We are all instructed to be a minister to others by loving and serving them. (1 Corinthians 10:24 and Mark 12:30-31) Paul gives us, and Timothy, instructions about how we are to equip ourselves to serve others in the fourth chapter of First Timothy. (1 Timothy 4:1-16)
Ministry Through Service
The Greek for the verb form of the word minister is diakoneo meaning to serve or to help. Ministry can occur in numerous ways. It can be accomplished by practical ministry or by spiritual ministry in the church, community, small group or in a one-on-one setting. It could mean serving by giving practical support or finances, or by teaching others biblical truths.

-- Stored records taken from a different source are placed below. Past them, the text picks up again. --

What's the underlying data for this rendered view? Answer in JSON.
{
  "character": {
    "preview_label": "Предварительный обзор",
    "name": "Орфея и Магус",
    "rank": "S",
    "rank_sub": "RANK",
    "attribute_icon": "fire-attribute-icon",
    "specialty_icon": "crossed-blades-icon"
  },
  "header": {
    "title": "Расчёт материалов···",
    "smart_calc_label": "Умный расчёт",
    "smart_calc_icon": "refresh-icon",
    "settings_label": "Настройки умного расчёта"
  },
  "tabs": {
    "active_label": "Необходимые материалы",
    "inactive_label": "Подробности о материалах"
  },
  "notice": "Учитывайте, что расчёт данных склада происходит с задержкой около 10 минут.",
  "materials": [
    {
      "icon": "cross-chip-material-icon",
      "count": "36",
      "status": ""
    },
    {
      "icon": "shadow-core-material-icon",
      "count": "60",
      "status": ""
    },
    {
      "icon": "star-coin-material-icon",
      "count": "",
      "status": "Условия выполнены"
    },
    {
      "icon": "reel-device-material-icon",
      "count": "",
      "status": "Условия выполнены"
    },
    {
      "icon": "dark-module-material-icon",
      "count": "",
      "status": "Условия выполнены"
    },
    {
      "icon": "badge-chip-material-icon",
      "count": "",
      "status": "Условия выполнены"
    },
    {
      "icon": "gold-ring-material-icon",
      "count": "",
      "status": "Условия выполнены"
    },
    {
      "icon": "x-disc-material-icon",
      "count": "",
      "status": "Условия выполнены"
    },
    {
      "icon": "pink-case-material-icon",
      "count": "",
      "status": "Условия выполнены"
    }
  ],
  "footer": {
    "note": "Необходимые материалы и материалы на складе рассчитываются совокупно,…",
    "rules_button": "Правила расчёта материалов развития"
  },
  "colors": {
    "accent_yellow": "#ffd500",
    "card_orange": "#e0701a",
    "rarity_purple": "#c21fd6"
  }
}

Paul tells us in verse six that it is important for a minister to be instructed in the truths of his/her faith. As ministers, we must know what scripture says about the basics of the Christian faith – the Gospel. We must be able to distinguish between biblical truths and “old wives tales.” And it’s only through the study of scripture that we can distinguish God’s truth as compared to what the “world” wants us to believe is true. Only then can we be effective teachers of others.
This chapter of Timothy also tells us that godliness, or ‘spiritual exercise,’ as it reads in the first edition of the New Living Translation, promises a reward in this life and the next. God wants us to live out our faith daily. We do this by incorporating spiritual disciplines and practices, as taught in scripture, into our life.
One critical principle or practice is to transform your mind (Romans 12:2) by understanding the fullness of the Gospel message and by adopting the Gospel, and associated scriptures and principles, as a mindset. When you do this, it will radically change your outlook on life and influence your personal behavior and lifestyle. This in turn will affect how well you are able to minister to others.
Yes, we must train, or exercise, ourselves to be godly. As an athlete disciplines himself to run and win a race, we must be rigorous and apply self-discipline in studying scripture and applying what we learn to our lives. We must practice our faith personally. The more we believe in the truths of the Bible and incorporate them into our life, the more whole we can become in spirit, mind and body. This in turn will better enable us to minister to others through practical service and teaching.
Questions to Reflect On
Are you effectively ministering to others? If so, how? If not, why not?
How spiritually fit are you?
What spiritual exercises – principles, beliefs or practices of the Christian faith – require attention in your own life?
Resources on Spiritual Exercises & Spiritual Fitness
Article – An Introduction to Spiritual Exercises